DATA TO PROCESS:
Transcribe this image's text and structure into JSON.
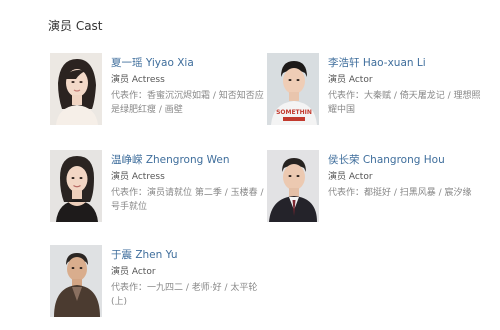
{
  "section": {
    "title": "演员 Cast"
  },
  "cast": [
    {
      "name": "夏一瑶 Yiyao Xia",
      "role": "演员 Actress",
      "works_label": "代表作：",
      "works": "香蜜沉沉烬如霜 / 知否知否应是绿肥红瘦 / 画壁"
    },
    {
      "name": "李浩轩 Hao-xuan Li",
      "role": "演员 Actor",
      "works_label": "代表作：",
      "works": "大秦赋 / 倚天屠龙记 / 理想照耀中国"
    },
    {
      "name": "温峥嵘 Zhengrong Wen",
      "role": "演员 Actress",
      "works_label": "代表作：",
      "works": "演员请就位 第二季 / 玉楼春 / 号手就位"
    },
    {
      "name": "侯长荣 Changrong Hou",
      "role": "演员 Actor",
      "works_label": "代表作：",
      "works": "都挺好 / 扫黑风暴 / 宸汐缘"
    },
    {
      "name": "于震 Zhen Yu",
      "role": "演员 Actor",
      "works_label": "代表作：",
      "works": "一九四二 / 老师·好 / 太平轮(上)"
    }
  ],
  "colors": {
    "name_link": "#3f6e9c",
    "meta": "#555555",
    "works": "#888888"
  }
}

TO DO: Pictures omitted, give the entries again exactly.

ANSWER SECTION:
Transcribe this image's text and structure into JSON.
{
  "section": {
    "title": "演员 Cast"
  },
  "cast": [
    {
      "name": "夏一瑶 Yiyao Xia",
      "role": "演员 Actress",
      "works_label": "代表作：",
      "works": "香蜜沉沉烬如霜 / 知否知否应是绿肥红瘦 / 画壁"
    },
    {
      "name": "李浩轩 Hao-xuan Li",
      "role": "演员 Actor",
      "works_label": "代表作：",
      "works": "大秦赋 / 倚天屠龙记 / 理想照耀中国"
    },
    {
      "name": "温峥嵘 Zhengrong Wen",
      "role": "演员 Actress",
      "works_label": "代表作：",
      "works": "演员请就位 第二季 / 玉楼春 / 号手就位"
    },
    {
      "name": "侯长荣 Changrong Hou",
      "role": "演员 Actor",
      "works_label": "代表作：",
      "works": "都挺好 / 扫黑风暴 / 宸汐缘"
    },
    {
      "name": "于震 Zhen Yu",
      "role": "演员 Actor",
      "works_label": "代表作：",
      "works": "一九四二 / 老师·好 / 太平轮(上)"
    }
  ],
  "colors": {
    "name_link": "#3f6e9c",
    "meta": "#555555",
    "works": "#888888"
  }
}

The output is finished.